:: Input data ::
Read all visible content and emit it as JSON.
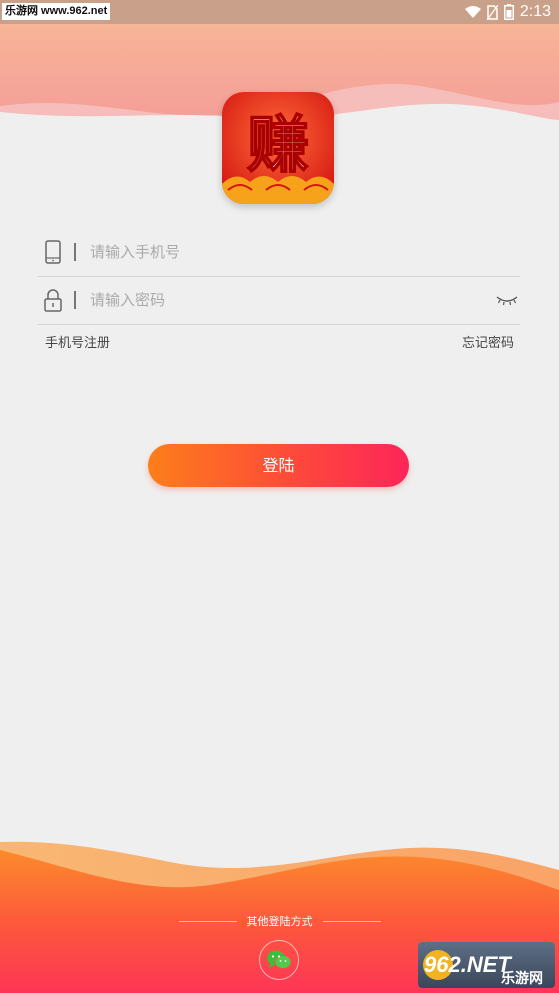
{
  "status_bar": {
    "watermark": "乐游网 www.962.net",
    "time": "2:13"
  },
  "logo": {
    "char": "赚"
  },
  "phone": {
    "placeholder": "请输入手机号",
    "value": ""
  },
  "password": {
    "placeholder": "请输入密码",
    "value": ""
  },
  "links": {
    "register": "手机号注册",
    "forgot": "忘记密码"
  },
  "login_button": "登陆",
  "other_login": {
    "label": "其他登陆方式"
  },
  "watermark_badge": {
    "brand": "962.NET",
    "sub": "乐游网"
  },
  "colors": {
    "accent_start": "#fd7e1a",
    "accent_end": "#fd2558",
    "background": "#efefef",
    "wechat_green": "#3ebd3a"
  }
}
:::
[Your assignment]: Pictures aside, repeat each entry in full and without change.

[Exercise answer]:
Read all visible content and emit it as JSON.
{
  "status_bar": {
    "watermark": "乐游网 www.962.net",
    "time": "2:13"
  },
  "logo": {
    "char": "赚"
  },
  "phone": {
    "placeholder": "请输入手机号",
    "value": ""
  },
  "password": {
    "placeholder": "请输入密码",
    "value": ""
  },
  "links": {
    "register": "手机号注册",
    "forgot": "忘记密码"
  },
  "login_button": "登陆",
  "other_login": {
    "label": "其他登陆方式"
  },
  "watermark_badge": {
    "brand": "962.NET",
    "sub": "乐游网"
  },
  "colors": {
    "accent_start": "#fd7e1a",
    "accent_end": "#fd2558",
    "background": "#efefef",
    "wechat_green": "#3ebd3a"
  }
}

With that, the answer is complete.